India's Role in Climate Change
When world leaders gathered in the Paris suburb of Le Bourget to discuss the fight against climate change in December, Prime Minister Modi was there wearing his hat of global leader, pledging India’s contribution to the cause. But to deliver on the carbon reduction pledges he will be making on the world stage, he must first wear a different hat: that of bold domestic reform champion. He will have to coordinate the policies and operations of different ministries and states to ramp up non-fossil fuel energy production. Though he is unlikely to be India’s Prime Minister in 2030 (when global emissions reduction targets need to be met), the world will almost certainly judge his legacy on his ability to deliver promised action.
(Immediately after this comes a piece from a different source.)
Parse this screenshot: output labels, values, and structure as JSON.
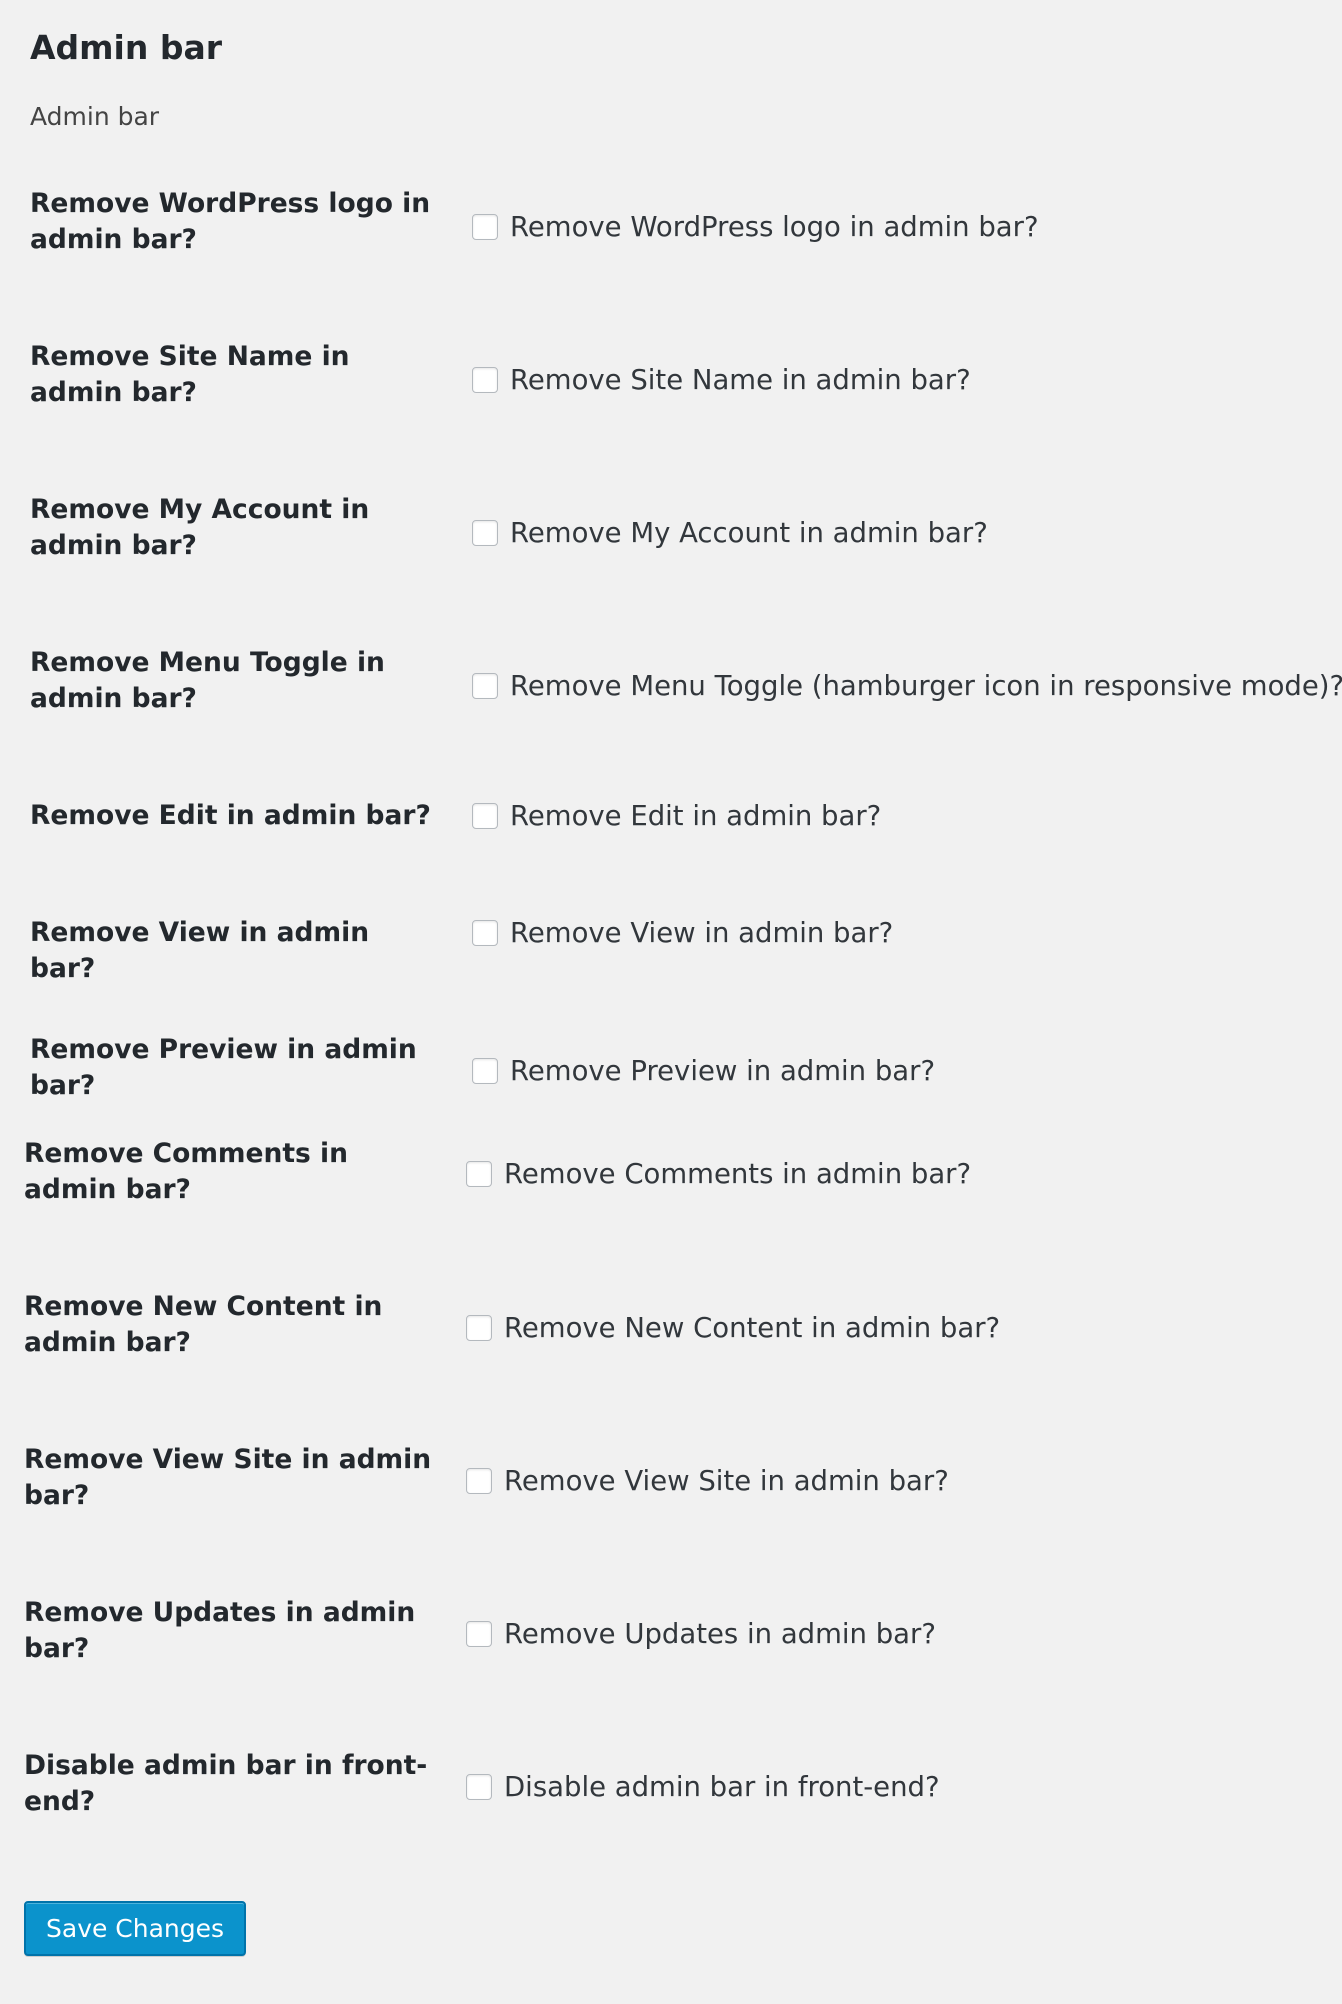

India’s role in the twenty-first session of the Conference of the Parties (COP 21) to the United Nations Framework Convention on Climate Change (UNFCCC) will be very different from the group’s previous meeting in Copenhagen in 2009. At that time, an isolated and obstreperous China desperately sought India’s help to resist western pressure to make a commitment to reducing carbon emissions. Prime Minister Manmohan Singh then stood with Beijing to stymie a deal. This time, China comes to the summit as a champion of global climate mitigation, having recently joined hands with the US to offer drastic emissions reductions and promote clean energy alternatives. After initially resisting Western pressure, Modi government has announced a pledge — the so-called Intended Nationally Determined Contributions (INDCs) — to mitigate global warming. It will achieve this by reducing the intensity of greenhouse gas emissions by up to 35 per cent, and also ensuring that up to 40 per cent of electricity is produced from non-fossil fuel sources — all by 2030. Unlike China, India has not indicated a peaking year for its emissions and in reality it can let emissions grow as long as the rate remains under the GDP growth rate.
In contrast, China surprised the world by pledging to take a peak in emissions “by around” 2030, and reduce carbon intensity — that is CO2 emitted per unit of GDP — by 60-65 per cent by 2030 compared with 2005 levels. It also promised to increase the share of non-fossil fuel in primary energy consumption to 20 per cent by ramping up nuclear energy production. Obama administration has pledged a 26-28 per cent reduction in emissions from 2005 levels by 2025.
Such commitment by 160 nations makes the Paris summit different from the past when different emission targets were assigned to countries. Now for the first time the distinction between responsible west and victim developing countries has been eliminated. The Paris meet will see bottom-up pledges by individual countries to make their respective voluntary contributions to keep global warming below two degree celsius over pre-Industrial Revolution levels. Scientists believe warming above this level will irreversibly change the planet as we know it.
The question over 2C will be answered by the performance of nations on their pledged targets. India, blessed with ample sunshine, can be “the Saudi Arabia of renewable energy”, as one scientist put it. But there are many stages between identifying potential and implementing clear energy solution — from supporting infrastructure to expensive proprietary technology and skilled labor. India’s demand for IP-free technology has been rejected by the developed world which nonetheless wants India to switch to clean energy. Prime Minister Modi is right to focus on keeping the planet warming at bay, but doing so will cause pain and sacrifice — and require political courage.
Nayan Chanda is the founding editor of YaleGlobal Online, published by the MacMillan Center, Yale University.